WHAT NEEDS TO BE DONE: Would you copy each line of the records that includes the word "math"?

DATASET EXTRACT:
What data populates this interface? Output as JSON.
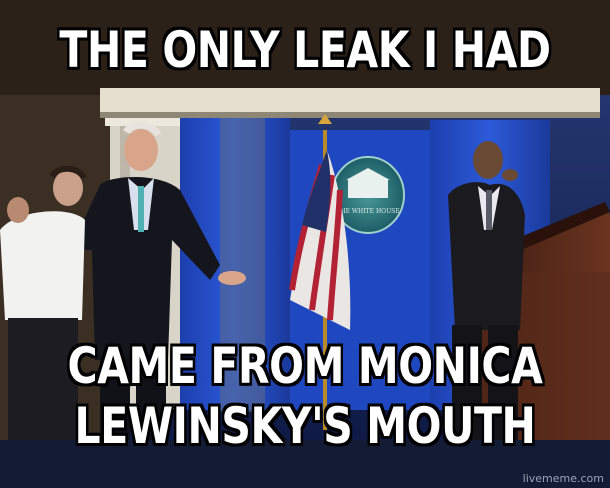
{
  "meme": {
    "top_text": "THE ONLY LEAK I HAD",
    "bottom_line_1": "CAME FROM MONICA",
    "bottom_line_2": "LEWINSKY'S MOUTH",
    "watermark": "livememe.com"
  },
  "scene": {
    "backdrop_sign_text": "THE WHITE HOUSE",
    "colors": {
      "background_blue": "#1b3aa8",
      "curtain_blue": "#2650c8",
      "caption_fill": "#ffffff",
      "caption_outline": "#000000"
    }
  }
}
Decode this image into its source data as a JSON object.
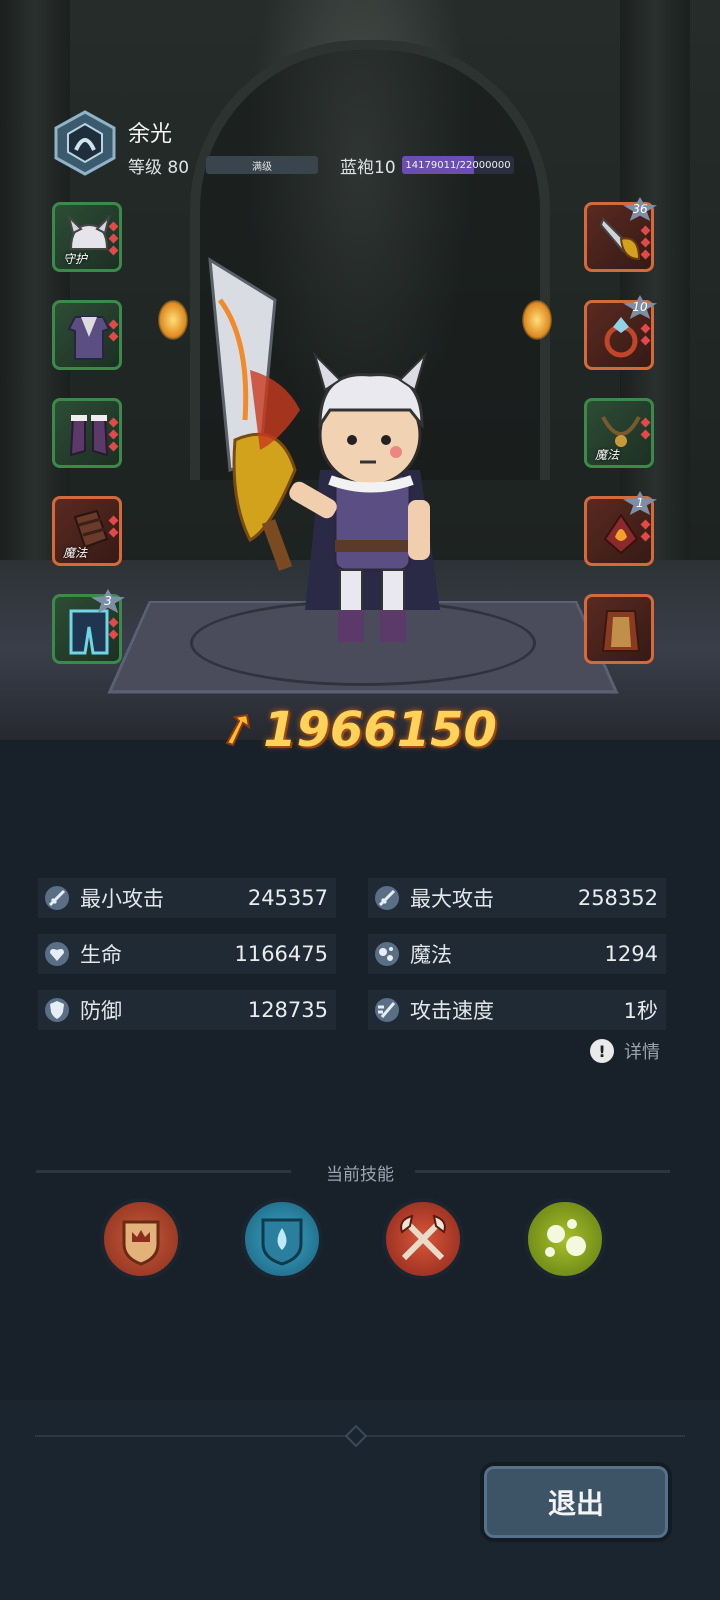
{
  "player": {
    "name": "余光",
    "level_label": "等级 80",
    "level_status": "满级",
    "rank_label": "蓝袍10",
    "rank_progress_text": "14179011/22000000",
    "rank_progress": 0.6445
  },
  "equipment": {
    "left": [
      {
        "tag": "守护",
        "stars": ""
      },
      {
        "tag": "",
        "stars": ""
      },
      {
        "tag": "",
        "stars": ""
      },
      {
        "tag": "魔法",
        "stars": ""
      },
      {
        "tag": "",
        "stars": "3"
      }
    ],
    "right": [
      {
        "tag": "",
        "stars": "36"
      },
      {
        "tag": "",
        "stars": "10"
      },
      {
        "tag": "魔法",
        "stars": ""
      },
      {
        "tag": "",
        "stars": "1"
      },
      {
        "tag": "",
        "stars": ""
      }
    ]
  },
  "combat_power": "1966150",
  "stats": {
    "min_attack": {
      "label": "最小攻击",
      "value": "245357"
    },
    "max_attack": {
      "label": "最大攻击",
      "value": "258352"
    },
    "hp": {
      "label": "生命",
      "value": "1166475"
    },
    "magic": {
      "label": "魔法",
      "value": "1294"
    },
    "defense": {
      "label": "防御",
      "value": "128735"
    },
    "attack_speed": {
      "label": "攻击速度",
      "value": "1秒"
    }
  },
  "details_label": "详情",
  "skills": {
    "title": "当前技能",
    "items": [
      {
        "icon": "crown-shield-icon",
        "color": "#a8432a"
      },
      {
        "icon": "water-shield-icon",
        "color": "#2c8fb0"
      },
      {
        "icon": "crossed-axes-icon",
        "color": "#c0402a"
      },
      {
        "icon": "bubbles-icon",
        "color": "#8fae22"
      }
    ]
  },
  "exit_label": "退出"
}
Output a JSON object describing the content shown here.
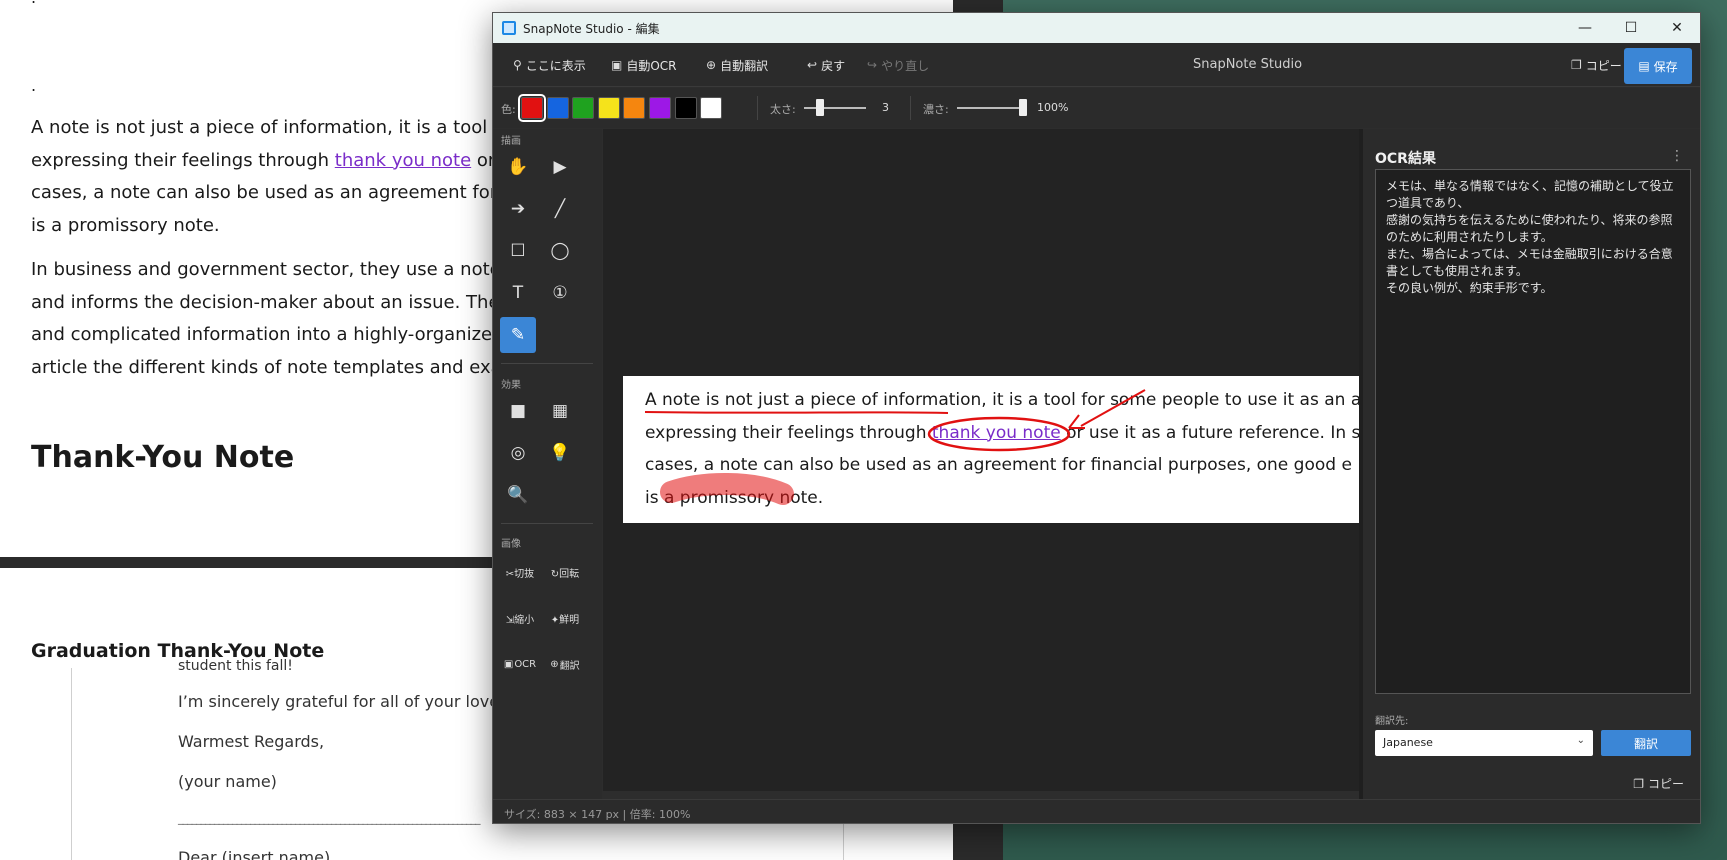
{
  "background_document": {
    "dot1": ".",
    "dot2": ".",
    "para1": {
      "l1": "A note is not just a piece of information, it is a tool for",
      "l2_pre": "expressing their feelings through ",
      "l2_link": "thank you note",
      "l2_post": " or us",
      "l3": "cases, a note can also be used as an agreement for fi",
      "l4": "is a promissory note."
    },
    "para2": {
      "l1": "In business and government sector, they use a note, s",
      "l2": "and informs the decision-maker about an issue. They",
      "l3": "and complicated information into a highly-organized p",
      "l4": "article the different kinds of note templates and exam"
    },
    "heading_thank_you": "Thank-You Note",
    "heading_graduation": "Graduation Thank-You Note",
    "letter_lines": {
      "student": "student this fall!",
      "grateful": "I’m sincerely grateful for all of your love a",
      "regards": "Warmest Regards,",
      "name": "(your name)",
      "rule": "___________________________________________________________________",
      "dear": "Dear (insert name)"
    }
  },
  "window": {
    "title": "SnapNote Studio - 編集",
    "controls": {
      "minimize": "—",
      "maximize": "☐",
      "close": "✕"
    }
  },
  "toolbar": {
    "pin_label": "ここに表示",
    "auto_ocr_label": "自動OCR",
    "auto_translate_label": "自動翻訳",
    "undo_label": "戻す",
    "redo_label": "やり直し",
    "app_name": "SnapNote Studio",
    "copy_label": "コピー",
    "save_label": "保存"
  },
  "style_bar": {
    "color_label": "色:",
    "colors": [
      "#e11111",
      "#1565e0",
      "#1fa21f",
      "#f5e31b",
      "#f5860f",
      "#9d18e6",
      "#000000",
      "#ffffff"
    ],
    "selected_color_index": 0,
    "thickness_label": "太さ:",
    "thickness_value": "3",
    "thickness_level": 0.2,
    "opacity_label": "濃さ:",
    "opacity_value": "100%",
    "opacity_level": 1.0
  },
  "tools": {
    "draw_section": "描画",
    "effects_section": "効果",
    "image_section": "画像",
    "active_tool": "pen",
    "image_tools": {
      "crop": "✂切抜",
      "rotate": "↻回転",
      "shrink": "⇲縮小",
      "sharpen": "✦鮮明",
      "ocr": "OCR",
      "translate": "翻訳"
    }
  },
  "canvas": {
    "line1_pre": "A note is not just a piece of information, it is a tool for some people to use it as an a",
    "line2_pre": "expressing their feelings through ",
    "line2_link": "thank you note",
    "line2_post": " or use it as a future reference. In s",
    "line3": "cases, a note can also be used as an agreement for financial purposes, one good e",
    "line4": "is a promissory note.",
    "annotation_color": "#e11111"
  },
  "ocr_panel": {
    "title": "OCR結果",
    "more": "⋮",
    "lines": [
      "メモは、単なる情報ではなく、記憶の補助として役立つ道具であり、",
      "感謝の気持ちを伝えるために使われたり、将来の参照のために利用されたりします。",
      "また、場合によっては、メモは金融取引における合意書としても使用されます。",
      "その良い例が、約束手形です。"
    ],
    "translate_to_label": "翻訳先:",
    "language": "Japanese",
    "translate_button": "翻訳",
    "copy_label": "コピー"
  },
  "status": {
    "text": "サイズ: 883 × 147 px | 倍率: 100%"
  }
}
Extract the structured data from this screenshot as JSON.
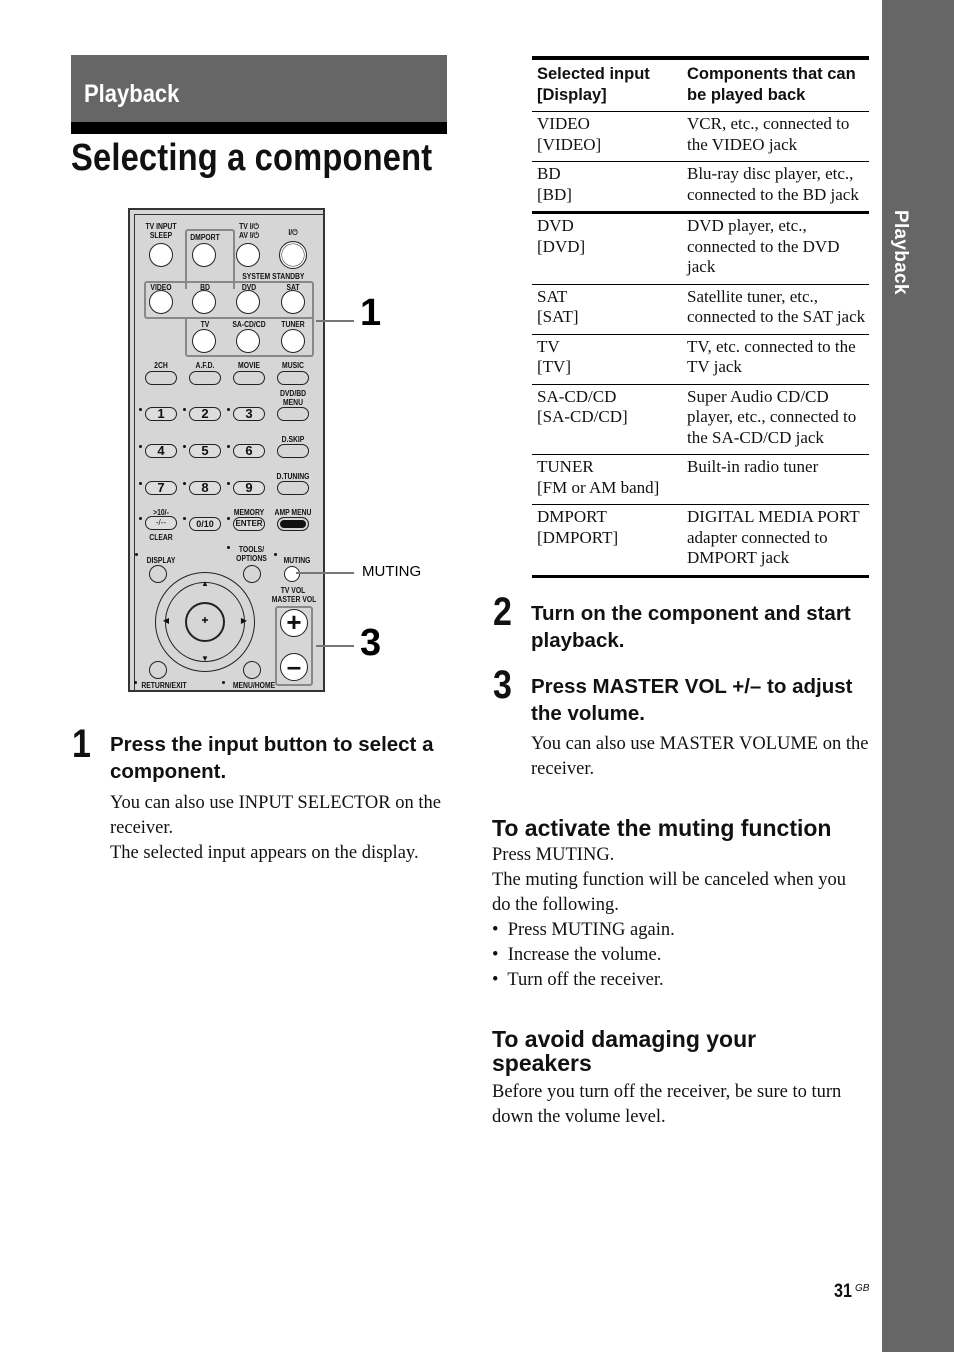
{
  "side_tab": {
    "label": "Playback"
  },
  "section": {
    "title": "Playback"
  },
  "page_title": "Selecting a component",
  "remote": {
    "labels": {
      "tv_input_sleep": "TV INPUT\nSLEEP",
      "dmport": "DMPORT",
      "tv_av_power": "TV I/⏻\nAV I/⏻",
      "power": "I/⏻",
      "system_standby": "SYSTEM STANDBY",
      "video": "VIDEO",
      "bd": "BD",
      "dvd": "DVD",
      "sat": "SAT",
      "tv": "TV",
      "sacd": "SA-CD/CD",
      "tuner": "TUNER",
      "two_ch": "2CH",
      "afd": "A.F.D.",
      "movie": "MOVIE",
      "music": "MUSIC",
      "dvd_bd_menu": "DVD/BD\nMENU",
      "d_skip": "D.SKIP",
      "d_tuning": "D.TUNING",
      "ten": ">10/-",
      "clear": "CLEAR",
      "dash": "-/--",
      "zero": "0/10",
      "memory": "MEMORY",
      "enter": "ENTER",
      "amp_menu": "AMP MENU",
      "display": "DISPLAY",
      "tools": "TOOLS/\nOPTIONS",
      "muting": "MUTING",
      "tv_vol": "TV VOL\nMASTER VOL",
      "return": "RETURN/EXIT",
      "menu_home": "MENU/HOME",
      "plus": "+",
      "minus": "–"
    },
    "digits": [
      "1",
      "2",
      "3",
      "4",
      "5",
      "6",
      "7",
      "8",
      "9"
    ],
    "callouts": {
      "one": "1",
      "muting": "MUTING",
      "three": "3"
    }
  },
  "steps": [
    {
      "number": "1",
      "heading": "Press the input button to select a component.",
      "body": [
        "You can also use INPUT SELECTOR on the receiver.",
        "The selected input appears on the display."
      ]
    },
    {
      "number": "2",
      "heading": "Turn on the component and start playback.",
      "body": []
    },
    {
      "number": "3",
      "heading": "Press MASTER VOL +/– to adjust the volume.",
      "body": [
        "You can also use MASTER VOLUME on the receiver."
      ]
    }
  ],
  "table": {
    "headers": [
      "Selected input [Display]",
      "Components that can be played back"
    ],
    "rows": [
      {
        "input": "VIDEO",
        "display": "[VIDEO]",
        "components": "VCR, etc., connected to the VIDEO jack"
      },
      {
        "input": "BD",
        "display": "[BD]",
        "components": "Blu-ray disc player, etc., connected to the BD jack"
      },
      {
        "input": "DVD",
        "display": "[DVD]",
        "components": "DVD player, etc., connected to the DVD jack"
      },
      {
        "input": "SAT",
        "display": "[SAT]",
        "components": "Satellite tuner, etc., connected to the SAT jack"
      },
      {
        "input": "TV",
        "display": "[TV]",
        "components": "TV, etc. connected to the TV jack"
      },
      {
        "input": "SA-CD/CD",
        "display": "[SA-CD/CD]",
        "components": "Super Audio CD/CD player, etc., connected to the SA-CD/CD jack"
      },
      {
        "input": "TUNER",
        "display": "[FM or AM band]",
        "components": "Built-in radio tuner"
      },
      {
        "input": "DMPORT",
        "display": "[DMPORT]",
        "components": "DIGITAL MEDIA PORT adapter connected to DMPORT jack"
      }
    ]
  },
  "muting": {
    "heading": "To activate the muting function",
    "lines": [
      "Press MUTING.",
      "The muting function will be canceled when you do the following."
    ],
    "bullets": [
      "Press MUTING again.",
      "Increase the volume.",
      "Turn off the receiver."
    ]
  },
  "speakers": {
    "heading": "To avoid damaging your speakers",
    "body": "Before you turn off the receiver, be sure to turn down the volume level."
  },
  "footer": {
    "page_number": "31",
    "suffix": "GB"
  }
}
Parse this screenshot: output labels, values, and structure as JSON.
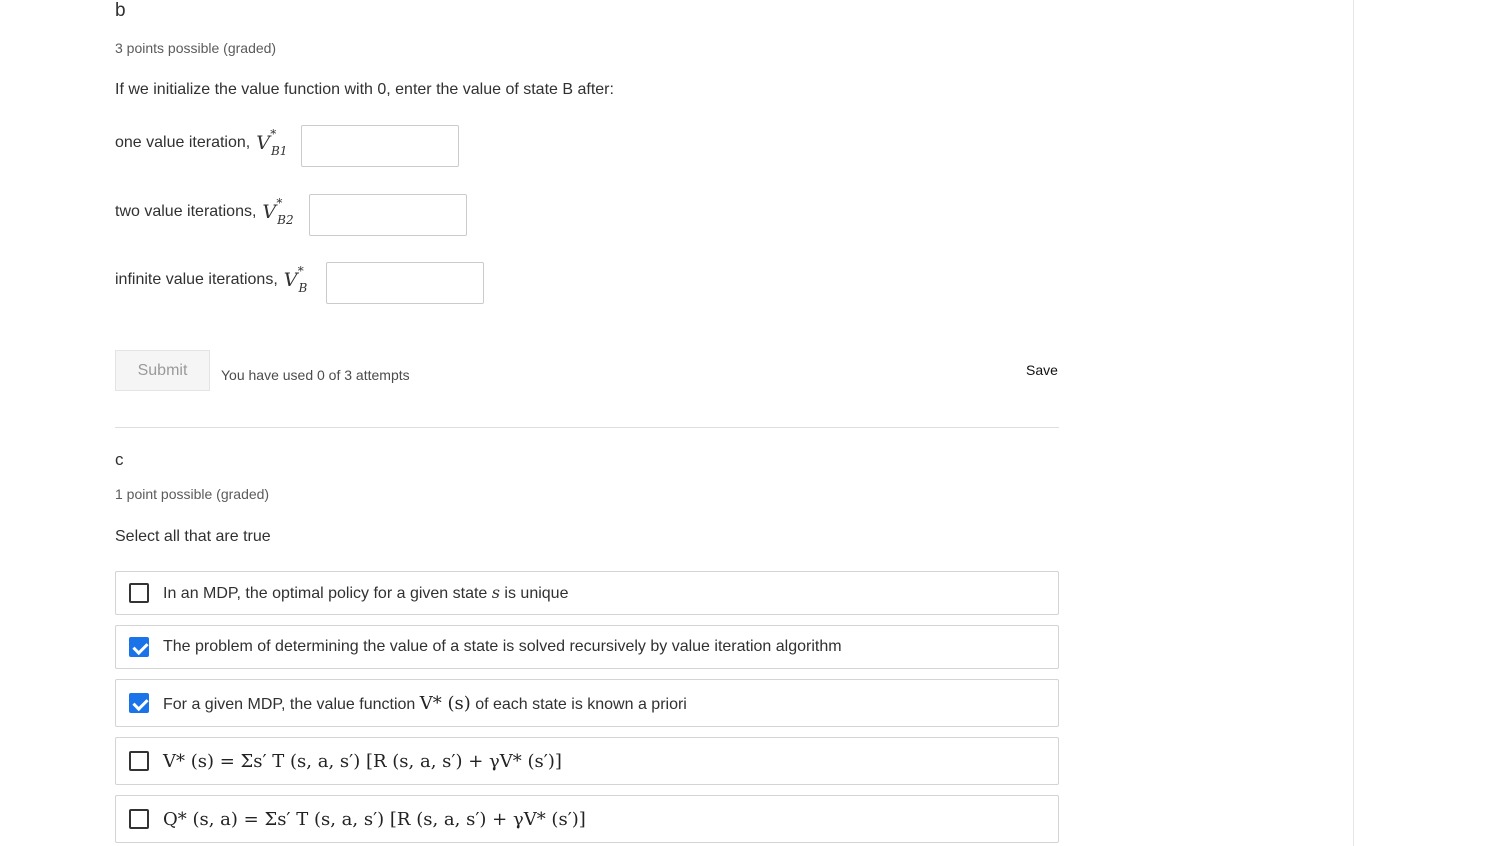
{
  "part_b": {
    "heading": "b",
    "points": "3 points possible (graded)",
    "prompt": "If we initialize the value function with 0, enter the value of state B after:",
    "rows": [
      {
        "label": "one value iteration, ",
        "symbol": "V",
        "superscript": "*",
        "subscript": "B1",
        "value": ""
      },
      {
        "label": "two value iterations, ",
        "symbol": "V",
        "superscript": "*",
        "subscript": "B2",
        "value": ""
      },
      {
        "label": "infinite value iterations, ",
        "symbol": "V",
        "superscript": "*",
        "subscript": "B",
        "value": ""
      }
    ],
    "submit_label": "Submit",
    "attempts_text": "You have used 0 of 3 attempts",
    "save_label": "Save"
  },
  "part_c": {
    "heading": "c",
    "points": "1 point possible (graded)",
    "prompt": "Select all that are true",
    "choices": [
      {
        "text_before": "In an MDP, the optimal policy for a given state ",
        "math": "s",
        "text_after": " is unique",
        "checked": false
      },
      {
        "text_before": "The problem of determining the value of a state is solved recursively by value iteration algorithm",
        "math": "",
        "text_after": "",
        "checked": true
      },
      {
        "text_before": "For a given MDP, the value function ",
        "math": "V* (s)",
        "text_after": " of each state is known a priori",
        "checked": true
      },
      {
        "text_before": "",
        "math": "V* (s) = Σs′ T (s, a, s′) [R (s, a, s′) + γV* (s′)]",
        "text_after": "",
        "checked": false
      },
      {
        "text_before": "",
        "math": "Q* (s, a) = Σs′ T (s, a, s′) [R (s, a, s′) + γV* (s′)]",
        "text_after": "",
        "checked": false
      }
    ]
  },
  "colors": {
    "checkbox_checked": "#1a73e8",
    "text": "#313131",
    "border": "#d4d4d4"
  }
}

OUTPUT FOR THIS TASK:
        "math": "s",
        "math": "",
        "math": "V* (s)",
        "math": "V* (s) = Σs′ T (s, a, s′) [R (s, a, s′) + γV* (s′)]",
        "math": "Q* (s, a) = Σs′ T (s, a, s′) [R (s, a, s′) + γV* (s′)]",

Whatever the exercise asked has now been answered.